When there is an emergency on campus, the call will most likely start an alarm buzzing through the halls of Station 34 at the UC Davis Fire Department.
There, in less than one minute a team of UCD firefighters will get their gear together and pile into the fire truck. But there is something unique about these firefighters – they are also some of the students walking to classes on campus everyday.
“I never thought I’d be doing this in college,” said Chelsea Johnstone, senior exercise biology major, who is starting her second year as a student firefighter at UC Davis.
The UC Davis Student Resident Firefighter program, which began in 1955, allows students to train, work and live among career firefighters.
“What we learned, it’s nice to be able to pass it on to them. And its good having the extra help,” said Ben Rizzo, a career firefighter and managerial economics graduate.
The department has about 30 career firefighters and recruits new student firefighters every two years with an average of 15 students from all majors and experience levels.
Altogether, they serve and take emergency calls from structural, wild land and chemical spills, throughout Yolo County and the Davis campus.
Currently, the program is one of only three such programs in the United States. The other two are at Clemson University in South Carolina and the University of Alaska in Fairbanks.
“It’s a great unique program, a lot of people come in here and they come to love it,” said Martin Smith, a senior political science major.
Like Johnstone, Smith, who is now a senior student resident firefighter, did not plan on entering the program when he came to UCD.
“I thought ‘that’s kinda neat’ and from there went through the application process, was lucky enough, and moved in my sophomore year,” Smith said.
With no fire science major on campus, just one of the benefits of this program is earning a Firefighter 1, State Marshall Certificate, which is “key” when applying for fire service jobs.
While a majority of student firefighters go on to fire service careers, the program emphasizes that no experience is necessary to apply. Students are issued all the necessary gear and equipment and given a dorm room at the firehouse. In exchange, they are required to work an average of 80 hours per month in 14 or 24-hour shifts around their class schedule.
“It’s a balance. We obviously go to school during the day and work nights and weekends. It doesn’t interfere with school,” Johnstone said.
An average shift starts at 8 a.m. with rig and equipment checks followed with training and inspections. Training can be anything from connecting to a hydrant to a full wildland simulation fire.
Then it’s off to the Activities and Recreation Center, where every student firefighter has a pass, for cardio and exercise.
In the afternoons, additional inspections, drills and training follow. The evenings are when career and student firefighters will wind down with a meal together, one of the many traditions at the firehouse.
“I can usually do a good pasta. Or pretty much grill anything,” said Rizzo, who has worked for the UCD Fire Department for four years.

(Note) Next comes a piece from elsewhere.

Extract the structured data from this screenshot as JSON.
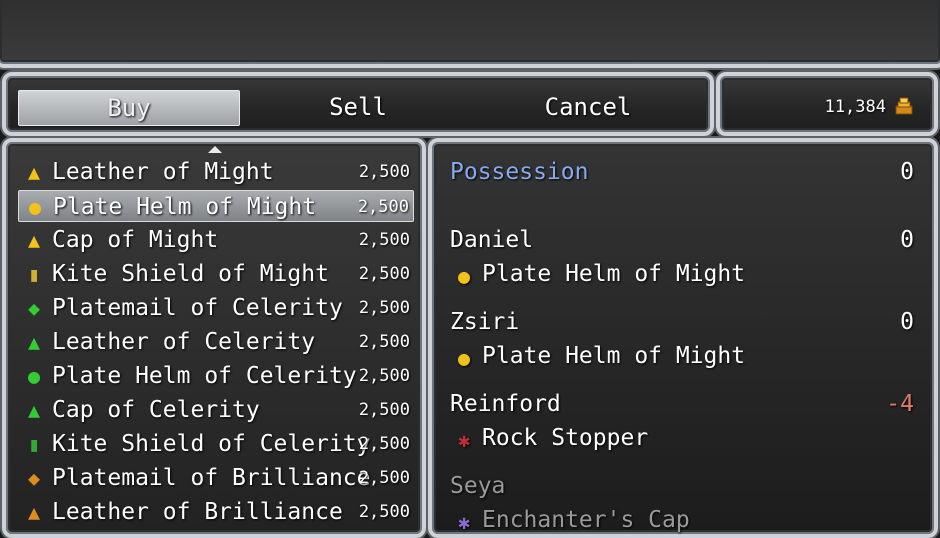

Nights are reserved for homework, study and relaxing. Shifts continue throughout holiday seasons and are flexible to the alarms and calls that signal a firefighter to be ready within a moment’s notice.
“Calls happen throughout the day and we’re going to respond, whether we’re at the ARC, or here, or out doing training drills,” Johnstone said.
The intensive training and practice ensures that student firefighters are prepared for whatever situation comes their way.
“The first time going out on a ladder structure call…it’s fast paced, you’ve got to hit the ground running, and it’s a bit nerve wracking,” Smith said.
Johnstone said she felt “nervous anxiety” on her first call.
“I knew exactly what to do when we got there, its just like you see the smoke and flames, you feel the heat for the first time. Instead of simulating heat, you’re actually next to a burning car or wild land fire,” she said.
Most student firefighters say all the hard work is worth it.
“Just the experience you get and the friendships you make here, it’s a very unique college experience. I wouldn’t change it for the world,” Johnstone said.
Applications will be accepted until Feb. 5. A physical fitness test, interviews and a three-week academy will determine the next group of student firefighters.
Applications are available online at financialaid.ucdavis.edu/jobs.
JESSY WEI can be reached at firstname.lastname@example.org.